The deadlines for determining whether action on a petition is warranted and for publishing a proposed regulation are expressly tied to the filing of the petition. In contrast, the deadline for publishing the final regulation does not mention the filing of the petition, but rather expressly makes the deadline dependent on the publishing of the proposed regulation. "Congress is presumed to act intentionally and purposely when it includes language in one section but omits it in another." Estate of Bell v. Commissioner, 928 F.2d 901, 904 (9th Cir.1991); see also Stewart v. Ragland, 934 F.2d 1033, 1041 (9th Cir.1991) ("When certain statutory provisions contain a requirement and others do not, we should assume that the legislature intended both the inclusion and the exclusion of the requirement."). Thus, if Congress had intended to tie the publishing of the final regulation to the filing of the petition it easily could have, just as it did with the other two deadlines. It did not, so we must assume that it did not intend to tie final action to the filing of the petition. See id. The language of the statute is not at all caliginous; it is perfectly perspicuous. It gives the Secretary a full year after the general notice is published.


Nor does the answer subtended by the plain language of the statute lead to an absurd result. Delay in the publication of the general notice may be unfortunate, but shortening the one-year period which follows it may also be unfortunate. When the general notice is given, state agencies, foreign nations, professional organizations, scientific organizations, and the general public are all informed of the proposed regulation. 16 U.S.C. § 1533(b)(5)(A)(i), (B)-(D). A public hearing is also contemplated. 16 U.S.C. § 1533(b)(5)(E). It is not at all surprising that Congress left as much as a full year for the receipt and digestion of the additional information likely to flow in from those sources. After all, Congress did want endangered species determinations to be based upon the "best scientific and commercial data available." 16 U.S.C. § 1533(b)(1)(A). In fine, there is no reason to deviate from the plain language of the statute.



Both altruism and self interest lead people to protect endangered species. The decline of one of our fellow travelers on this planet is tragic in itself. It may also be a tocsin which tells us that we are doing something very wrong. Ideally, we would discover the decline and implement a remedy for it immediately. Unfortunately, both the discovery and the implementation take time.
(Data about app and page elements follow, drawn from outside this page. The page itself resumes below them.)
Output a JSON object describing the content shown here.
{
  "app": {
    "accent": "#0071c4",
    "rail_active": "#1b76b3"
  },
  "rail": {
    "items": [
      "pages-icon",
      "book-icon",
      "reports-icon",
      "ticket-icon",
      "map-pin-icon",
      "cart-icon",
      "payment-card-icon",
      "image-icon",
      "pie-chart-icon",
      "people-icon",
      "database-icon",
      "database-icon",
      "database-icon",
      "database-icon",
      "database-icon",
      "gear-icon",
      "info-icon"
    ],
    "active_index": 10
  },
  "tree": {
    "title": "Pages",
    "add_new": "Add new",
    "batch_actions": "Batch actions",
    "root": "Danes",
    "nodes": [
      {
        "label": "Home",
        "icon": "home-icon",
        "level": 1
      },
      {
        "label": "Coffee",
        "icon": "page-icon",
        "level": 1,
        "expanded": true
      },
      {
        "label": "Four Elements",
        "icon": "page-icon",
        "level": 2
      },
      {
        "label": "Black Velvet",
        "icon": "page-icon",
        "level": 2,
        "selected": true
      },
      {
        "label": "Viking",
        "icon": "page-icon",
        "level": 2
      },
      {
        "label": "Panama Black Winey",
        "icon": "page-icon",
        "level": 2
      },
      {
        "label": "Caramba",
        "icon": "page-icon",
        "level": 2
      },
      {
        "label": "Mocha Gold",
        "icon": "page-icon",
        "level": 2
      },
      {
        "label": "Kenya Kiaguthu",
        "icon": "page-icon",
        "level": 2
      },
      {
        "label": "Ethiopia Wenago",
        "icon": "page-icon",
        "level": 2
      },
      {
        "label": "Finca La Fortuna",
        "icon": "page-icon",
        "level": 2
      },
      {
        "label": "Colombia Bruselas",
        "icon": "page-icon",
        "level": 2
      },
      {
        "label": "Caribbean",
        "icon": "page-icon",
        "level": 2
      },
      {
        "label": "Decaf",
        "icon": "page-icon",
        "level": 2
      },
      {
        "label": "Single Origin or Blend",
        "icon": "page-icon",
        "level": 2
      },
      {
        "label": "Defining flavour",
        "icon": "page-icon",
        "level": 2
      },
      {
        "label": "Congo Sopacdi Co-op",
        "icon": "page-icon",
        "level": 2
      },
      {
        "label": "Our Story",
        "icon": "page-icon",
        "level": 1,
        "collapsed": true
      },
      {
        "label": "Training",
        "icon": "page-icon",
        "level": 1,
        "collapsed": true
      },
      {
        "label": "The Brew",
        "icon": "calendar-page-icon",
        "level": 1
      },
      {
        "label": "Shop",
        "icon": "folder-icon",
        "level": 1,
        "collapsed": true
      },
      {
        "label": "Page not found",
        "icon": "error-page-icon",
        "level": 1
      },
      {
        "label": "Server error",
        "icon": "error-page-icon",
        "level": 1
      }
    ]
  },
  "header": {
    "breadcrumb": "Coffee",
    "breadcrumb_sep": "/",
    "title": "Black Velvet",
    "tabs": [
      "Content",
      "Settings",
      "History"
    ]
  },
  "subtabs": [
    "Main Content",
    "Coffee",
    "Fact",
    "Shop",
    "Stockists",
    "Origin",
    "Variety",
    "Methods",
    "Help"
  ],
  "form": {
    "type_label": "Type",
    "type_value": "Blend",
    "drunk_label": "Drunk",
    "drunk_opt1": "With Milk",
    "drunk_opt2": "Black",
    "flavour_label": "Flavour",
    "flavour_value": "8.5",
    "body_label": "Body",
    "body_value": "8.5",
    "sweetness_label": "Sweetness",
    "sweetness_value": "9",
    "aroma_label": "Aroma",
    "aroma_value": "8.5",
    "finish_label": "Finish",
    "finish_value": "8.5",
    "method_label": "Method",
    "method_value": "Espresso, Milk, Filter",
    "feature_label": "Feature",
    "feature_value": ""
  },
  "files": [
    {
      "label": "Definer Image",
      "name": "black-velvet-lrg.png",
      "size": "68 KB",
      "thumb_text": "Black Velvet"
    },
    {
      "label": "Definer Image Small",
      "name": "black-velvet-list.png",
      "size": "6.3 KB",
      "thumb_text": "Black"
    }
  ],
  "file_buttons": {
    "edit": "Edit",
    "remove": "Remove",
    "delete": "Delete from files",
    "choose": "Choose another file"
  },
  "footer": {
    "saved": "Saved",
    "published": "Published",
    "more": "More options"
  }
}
We do understand ONRC's concerns and its impatience with delays in the process. Nevertheless, Congress plainly allowed the Secretary one year "beginning on the date on which general notice is published" to take the actions enumerated in the statute. 16 U.S.C. § 1533(b)(6). We hold that the language means precisely what it says. Thus, the district court was correct when it determined that the Secretary had until July 25, 1996 to act.




Michael Kantor is substituted for Ronald H. Brown, Secretary of Commerce, pursuant to Fed.R.App.P. 43(c)(1)


The Honorable George H. King, United States District Judge for the Central District of California, sitting by designation


In the case of a marine or anadromous species, a petition to list the species as threatened or endangered is directed to the Secretary of Commerce. See 16 U.S.C. § 1533; Reorganization Plan No. 4 of 1970, 84 Stat.2090, 5 U.S.C. Appendix 1